RZ: [laughs] No. Not at all. That’s something that I’m happy to not do. [chuckles] You know, I would only be able to do one of those small wires that’s maybe 2 or 3 feet off the ground, and what would be the point of that?
N: Much of the film features Philippe breaking the fourth wall and addressing the audience directly. What was the impetus behind that?
RZ: Well, the impetus behind that was meeting and understanding, very early on, that the audience had to understand what Philippe was thinking and feeling when he was on the wire, because there was no way to do that–there was no one for him to talk to when he was on the wire. So that was what I knew, early on, was going to have to happen. So I had to have a storytelling device to do that. It wasn’t something I couldn’t use till the very end of the movie, so I made this decision to basically tell the audience the story from the very beginning. It was all to serve the final 30 minutes of the movie.
N: You mentioned that this film has been sort of germinating for a while. How long did it take from concept to completion?
RZ: About nine years.
N: Wow. Tell me about sort of the casting process there? Was Joseph Gordon Leavitt your first choice to play Petit? What about him spoke to you?
RZ: Yeah, he was my first and only choice. Obviously, he’s a great actor. He speaks prefect French. He’s a fantastic physical actor, and he loves–what do you call it? The circus arts, maybe we’ll call it that. The kind of performance art. He’s a student of that stuff and loves that stuff, so he fit the bill perfectly.
N: Shifting gears slightly, we’re coming up on the infamous October 21, 2015 date from Back to the Future II. A lot of people are marveling at how a lot of the inventions featured in that movie are starting to pop up in the real world. Are there any that have actually come to pass that you’re most particularly amazed by or impressed by that it actually happened?
RZ: I’m impressed by that Bob Gale and I–I think it’s about 50%, which is pretty good. That’s not a bad percentage of predicting the future, you know. I think we did pretty good.
N: I think so. You guys should definitely be getting a percentage on those hover board sales.
RZ: Yeah, right, exactly!
N: Do you intend to celebrate that anniversary in any way?
RZ: Uh, I’m going to be in Europe promoting The Walk.
N: Just ride down the red carpet on a hover board. That way you can kill two birds with one stone.
RZ: I like that.
N: So after The Walk, what do you have coming down the pipeline?
RZ: I’m doing a romantic thriller with Brad Pitt and Marion Cotillard.
N: Is this the one that’s set during World War 2?
N: Is there a title for that yet?
RZ: Not yet, but it’ll be coming soon.
The Walk opens on September 30 in select theaters.
Curious about which Back to the Future inventions have actually come to pass? So were we…

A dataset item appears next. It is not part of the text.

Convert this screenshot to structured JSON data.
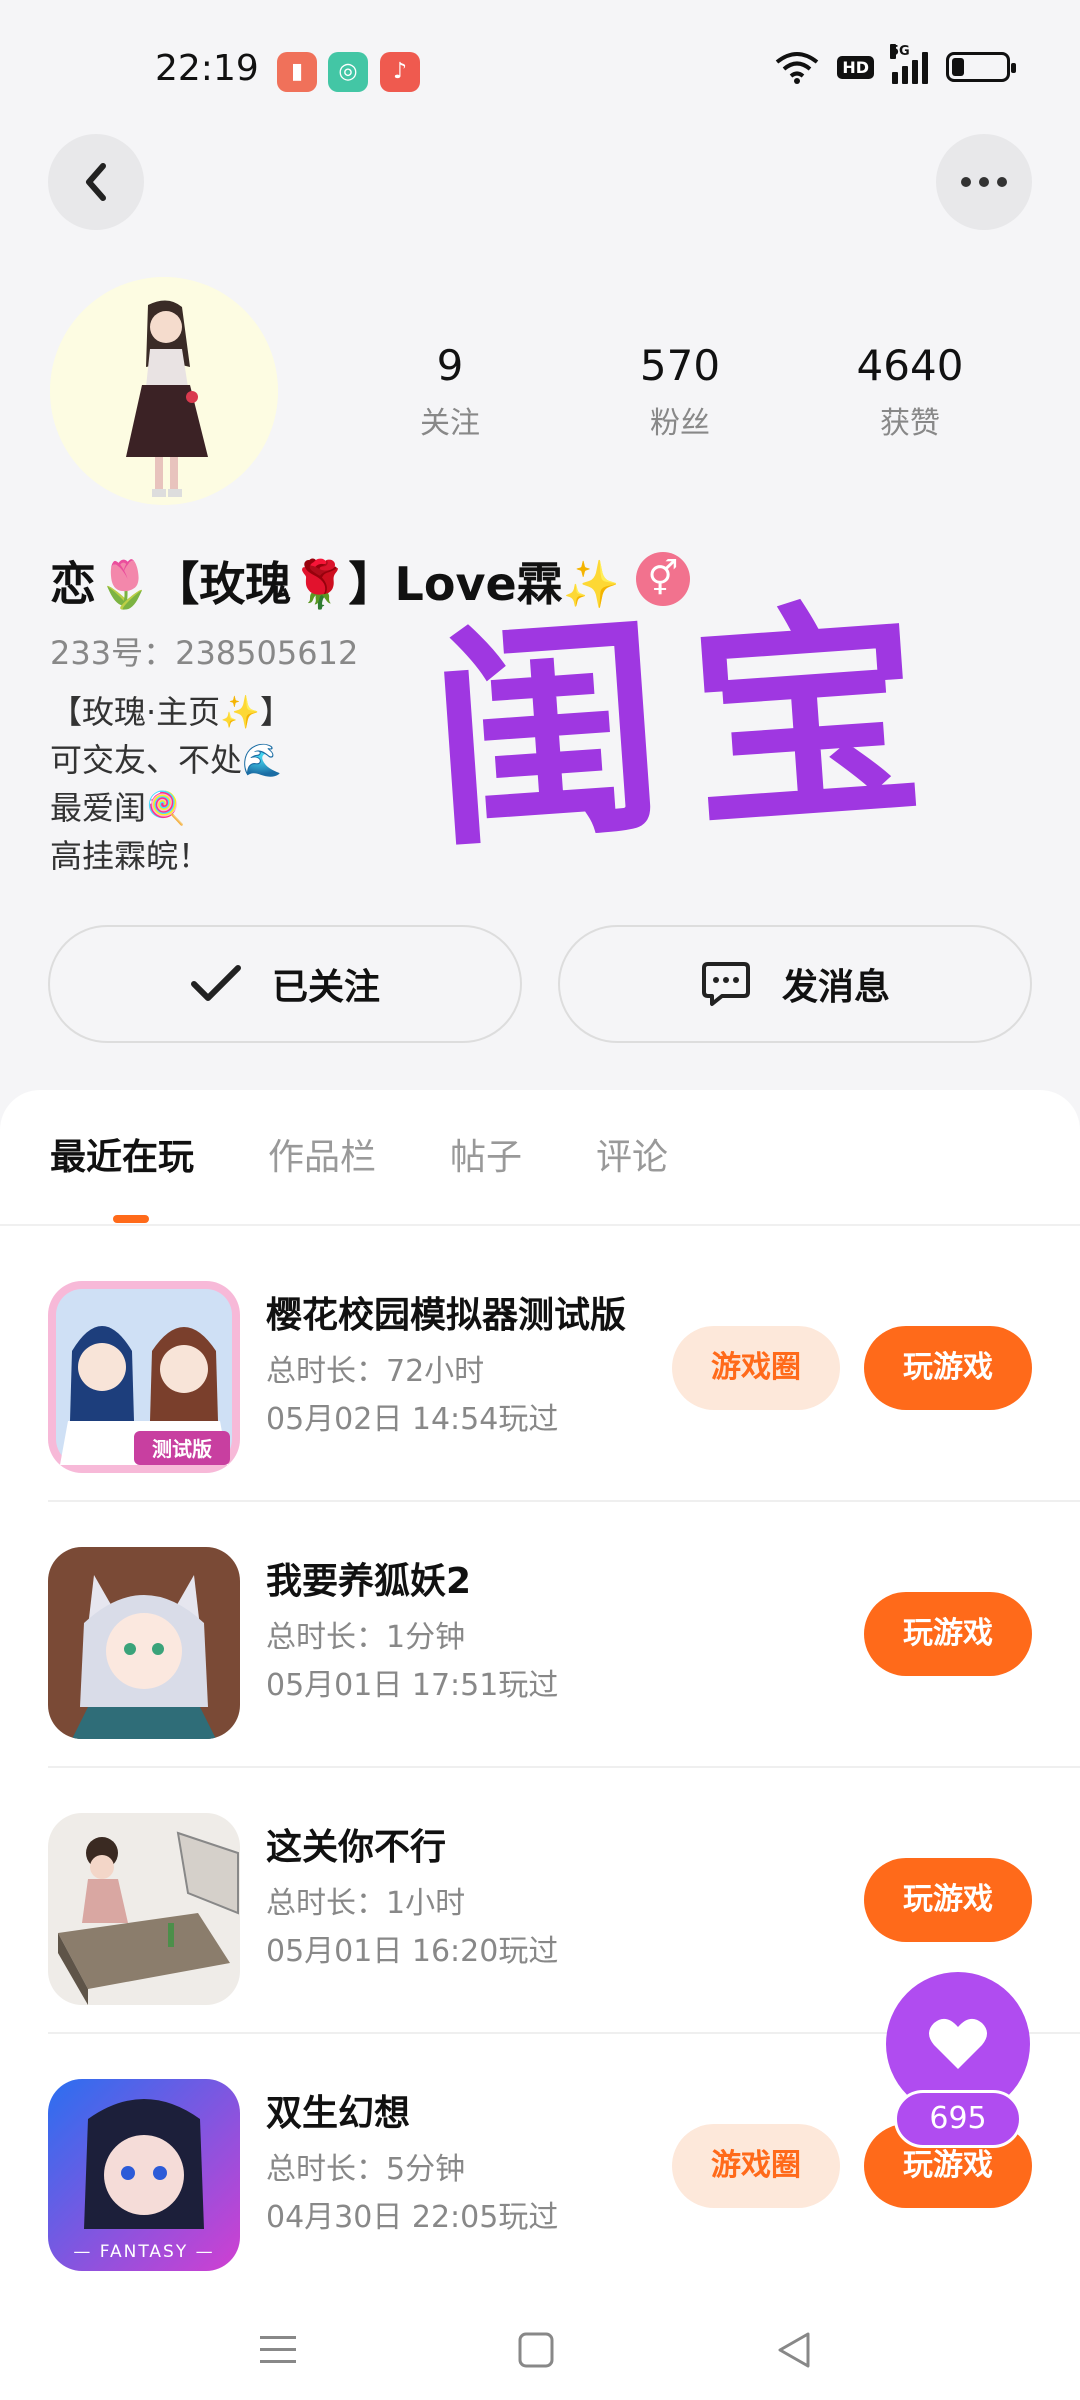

Dan Casey is the senior editor of Nerdist and the author of 100 Things Avengers Fans Should Know & Do Before They Die. You can follow him on Twitter (@Osteoferocious), where he walks a delicate tightrope of dumb puns of and self-promotion.